==== Data for review ====

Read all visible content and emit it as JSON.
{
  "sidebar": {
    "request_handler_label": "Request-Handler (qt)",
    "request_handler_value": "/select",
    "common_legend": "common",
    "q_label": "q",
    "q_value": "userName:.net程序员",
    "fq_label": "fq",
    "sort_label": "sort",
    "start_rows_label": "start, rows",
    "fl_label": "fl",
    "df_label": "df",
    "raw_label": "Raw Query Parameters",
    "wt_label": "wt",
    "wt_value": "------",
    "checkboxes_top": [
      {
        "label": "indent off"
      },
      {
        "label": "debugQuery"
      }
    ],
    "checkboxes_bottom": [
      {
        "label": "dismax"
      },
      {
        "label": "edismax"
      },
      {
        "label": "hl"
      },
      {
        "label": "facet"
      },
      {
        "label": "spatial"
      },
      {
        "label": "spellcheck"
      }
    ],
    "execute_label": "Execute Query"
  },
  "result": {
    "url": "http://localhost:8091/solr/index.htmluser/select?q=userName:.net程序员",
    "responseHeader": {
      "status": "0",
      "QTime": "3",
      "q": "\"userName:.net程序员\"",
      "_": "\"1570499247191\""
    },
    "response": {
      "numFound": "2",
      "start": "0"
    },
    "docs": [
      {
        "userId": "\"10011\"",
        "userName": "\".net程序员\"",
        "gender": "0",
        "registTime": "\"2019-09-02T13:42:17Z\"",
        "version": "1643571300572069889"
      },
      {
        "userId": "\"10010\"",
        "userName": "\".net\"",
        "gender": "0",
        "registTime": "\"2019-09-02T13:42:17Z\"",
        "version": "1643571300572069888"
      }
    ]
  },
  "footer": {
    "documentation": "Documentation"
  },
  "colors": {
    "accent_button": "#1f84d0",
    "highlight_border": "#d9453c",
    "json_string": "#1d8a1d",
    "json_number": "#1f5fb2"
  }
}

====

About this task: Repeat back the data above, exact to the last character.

Answer box:
Read all visible content and emit it as JSON.
{
  "sidebar": {
    "request_handler_label": "Request-Handler (qt)",
    "request_handler_value": "/select",
    "common_legend": "common",
    "q_label": "q",
    "q_value": "userName:.net程序员",
    "fq_label": "fq",
    "sort_label": "sort",
    "start_rows_label": "start, rows",
    "fl_label": "fl",
    "df_label": "df",
    "raw_label": "Raw Query Parameters",
    "wt_label": "wt",
    "wt_value": "------",
    "checkboxes_top": [
      {
        "label": "indent off"
      },
      {
        "label": "debugQuery"
      }
    ],
    "checkboxes_bottom": [
      {
        "label": "dismax"
      },
      {
        "label": "edismax"
      },
      {
        "label": "hl"
      },
      {
        "label": "facet"
      },
      {
        "label": "spatial"
      },
      {
        "label": "spellcheck"
      }
    ],
    "execute_label": "Execute Query"
  },
  "result": {
    "url": "http://localhost:8091/solr/index.htmluser/select?q=userName:.net程序员",
    "responseHeader": {
      "status": "0",
      "QTime": "3",
      "q": "\"userName:.net程序员\"",
      "_": "\"1570499247191\""
    },
    "response": {
      "numFound": "2",
      "start": "0"
    },
    "docs": [
      {
        "userId": "\"10011\"",
        "userName": "\".net程序员\"",
        "gender": "0",
        "registTime": "\"2019-09-02T13:42:17Z\"",
        "version": "1643571300572069889"
      },
      {
        "userId": "\"10010\"",
        "userName": "\".net\"",
        "gender": "0",
        "registTime": "\"2019-09-02T13:42:17Z\"",
        "version": "1643571300572069888"
      }
    ]
  },
  "footer": {
    "documentation": "Documentation"
  },
  "colors": {
    "accent_button": "#1f84d0",
    "highlight_border": "#d9453c",
    "json_string": "#1d8a1d",
    "json_number": "#1f5fb2"
  }
}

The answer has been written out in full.